- Recession signals have been flashing globally over the past few weeks.
- According to new report from JPMorgan, the US and China are still in a position to avoid a full-blown economic meltdown, but it could be too late for Europe.
- Europe’s negative interest rates give its central bank and policymakers less room to maneuver in the face of a downturn, while the US still has the flexibility to slash borrowing costs.
- Visit Markets Insider homepage for more stories.
As governments across the globe prepare to shore up their economies with interest rate cuts and capital injections, a key question remains: Is it too late?
According to a new report from JPMorgan, it might not be too late to save the US and China from a recession, but Europe could be a lost cause.
Europe veered into negative-interest-rate territory in 2014 to spur economic growth and spending. When interest rates go negatives, savers lose money when storing it in the bank. Now that the region is facing another slowdown, the European Central Bank has fewer tools in its arsenal to fight a recession.
A major sign of slowdown hit when Germany — Europe’s largest economy — reported gross domestic product fell by 0.1% in the second quarter, and also suggested it might continue to decline in the third quarter. The country’s government said earlier this week it was prepared to allocate up to $55 billion to stave-off any recession.
The ECB is also expected to roll out a major stimulus package in September that includes a bond-buying program and further cuts to borrowing costs. But, according to JPMorgan, the move might deserve a "too-little-too-late" label.
"If the label fits, then an economic recession or at least a corporate profit recession seems inevitable," JPMorgan said in its report. "The Euro area and Japan are better potential case studies in policy impotence, given the diminishing returns to monetary easing when rates are already negative."
Meanwhile, the US economy appears to be in a better position to avert a downturn because it has more room to lower rates compared to Europe. The Federal Reserve’s current target range for its benchmark rate is between 2% and 2.25%, while the ECB’s key deposit rate is negative-0.40%.
"The US expansion looks salvageable because a few Fed rate cuts have been able to reverse previous growth slumps," the report said.
Fed chairman Jerome Powell is scheduled to speak at the Jackson Hole Symposium later this week, and investors expect he’ll suggest there could be more rate cuts this year to cope with signs of a slowing global economy.
As for China, the emerging nation’s slowing growth has also come into focus in recent weeks. The country’s industrial output growth fell to a 17-year low in July as retail sales and investment spending expanded at slower-than-expected paces as well.
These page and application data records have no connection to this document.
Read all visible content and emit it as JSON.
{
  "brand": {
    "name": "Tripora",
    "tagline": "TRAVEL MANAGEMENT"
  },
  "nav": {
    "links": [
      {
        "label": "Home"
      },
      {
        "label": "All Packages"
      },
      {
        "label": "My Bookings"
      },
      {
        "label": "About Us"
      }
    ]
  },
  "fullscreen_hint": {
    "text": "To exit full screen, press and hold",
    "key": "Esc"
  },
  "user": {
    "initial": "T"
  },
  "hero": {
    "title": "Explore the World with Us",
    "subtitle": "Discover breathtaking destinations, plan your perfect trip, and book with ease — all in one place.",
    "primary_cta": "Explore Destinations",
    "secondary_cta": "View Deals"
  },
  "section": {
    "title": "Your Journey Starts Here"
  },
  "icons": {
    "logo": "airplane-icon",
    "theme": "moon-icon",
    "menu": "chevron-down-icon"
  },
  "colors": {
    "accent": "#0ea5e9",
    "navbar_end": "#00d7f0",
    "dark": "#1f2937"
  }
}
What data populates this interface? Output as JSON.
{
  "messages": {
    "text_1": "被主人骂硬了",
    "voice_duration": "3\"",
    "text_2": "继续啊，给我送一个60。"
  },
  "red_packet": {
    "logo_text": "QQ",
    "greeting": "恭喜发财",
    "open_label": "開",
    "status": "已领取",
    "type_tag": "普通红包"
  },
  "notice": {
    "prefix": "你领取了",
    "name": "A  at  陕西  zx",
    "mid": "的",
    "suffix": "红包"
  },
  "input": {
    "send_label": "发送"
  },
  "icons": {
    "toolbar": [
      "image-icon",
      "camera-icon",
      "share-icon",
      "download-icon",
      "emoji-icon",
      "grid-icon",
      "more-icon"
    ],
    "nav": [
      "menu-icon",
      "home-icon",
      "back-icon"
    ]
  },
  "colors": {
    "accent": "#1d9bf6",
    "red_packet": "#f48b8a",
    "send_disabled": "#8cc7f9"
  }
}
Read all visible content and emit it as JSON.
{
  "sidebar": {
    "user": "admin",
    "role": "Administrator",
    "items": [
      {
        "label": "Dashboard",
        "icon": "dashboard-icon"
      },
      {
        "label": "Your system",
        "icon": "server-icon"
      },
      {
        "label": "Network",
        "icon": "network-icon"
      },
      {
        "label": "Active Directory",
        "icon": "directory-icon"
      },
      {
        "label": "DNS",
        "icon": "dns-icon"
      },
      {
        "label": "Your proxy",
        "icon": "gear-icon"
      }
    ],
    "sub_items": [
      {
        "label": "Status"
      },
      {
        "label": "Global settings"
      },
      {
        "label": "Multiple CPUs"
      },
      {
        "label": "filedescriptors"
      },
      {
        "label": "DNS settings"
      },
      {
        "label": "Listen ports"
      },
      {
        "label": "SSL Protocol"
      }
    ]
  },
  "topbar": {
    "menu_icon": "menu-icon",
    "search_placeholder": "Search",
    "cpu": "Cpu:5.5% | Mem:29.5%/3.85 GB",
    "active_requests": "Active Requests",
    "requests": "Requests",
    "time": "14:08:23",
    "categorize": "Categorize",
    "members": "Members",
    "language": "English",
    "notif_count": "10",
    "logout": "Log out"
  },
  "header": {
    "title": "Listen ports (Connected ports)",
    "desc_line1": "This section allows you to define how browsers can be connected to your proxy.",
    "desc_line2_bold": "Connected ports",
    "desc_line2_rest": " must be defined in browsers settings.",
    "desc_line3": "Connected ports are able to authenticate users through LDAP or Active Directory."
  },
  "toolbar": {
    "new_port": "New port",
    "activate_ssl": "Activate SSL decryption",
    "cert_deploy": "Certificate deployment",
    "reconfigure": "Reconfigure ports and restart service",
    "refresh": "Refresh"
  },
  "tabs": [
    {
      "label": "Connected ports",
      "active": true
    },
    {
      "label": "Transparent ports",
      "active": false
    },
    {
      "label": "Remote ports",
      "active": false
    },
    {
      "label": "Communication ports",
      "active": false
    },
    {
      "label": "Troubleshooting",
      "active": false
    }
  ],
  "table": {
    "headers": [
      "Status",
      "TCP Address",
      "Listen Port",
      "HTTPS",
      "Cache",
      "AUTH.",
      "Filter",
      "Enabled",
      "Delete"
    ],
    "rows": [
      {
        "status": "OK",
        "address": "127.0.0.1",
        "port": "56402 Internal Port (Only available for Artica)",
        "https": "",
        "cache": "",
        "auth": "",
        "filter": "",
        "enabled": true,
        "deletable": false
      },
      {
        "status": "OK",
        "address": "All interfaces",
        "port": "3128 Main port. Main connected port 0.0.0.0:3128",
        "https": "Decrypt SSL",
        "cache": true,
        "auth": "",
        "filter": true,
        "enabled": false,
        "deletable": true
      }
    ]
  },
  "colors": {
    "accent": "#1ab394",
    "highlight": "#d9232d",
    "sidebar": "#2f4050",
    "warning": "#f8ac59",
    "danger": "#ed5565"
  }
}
The People’s Bank of China just altered how commercial banks set interest rates on loans, and the move is seen as an avenue for lowering borrowing costs in an attempt to bolster the economy. JPMorgan also believes China has the means to avoid an economic slowdown.
"China has the monetary and fiscal scope to deliver growth no worse than 6%, assuming they are willing tactically to deemphasize their other policy objective of reducing excess leverage," the firm said.
- We drove a $31,000 Honda Accord and a $39,000 Toyota Camry to see which one is the better family car. Here’s the verdict.
- We did a blind taste-test of KFC and Popeyes fried chicken — here’s the verdict
- An investment chief overseeing $160 billion explains why traders shouldn’t worry about a recession right now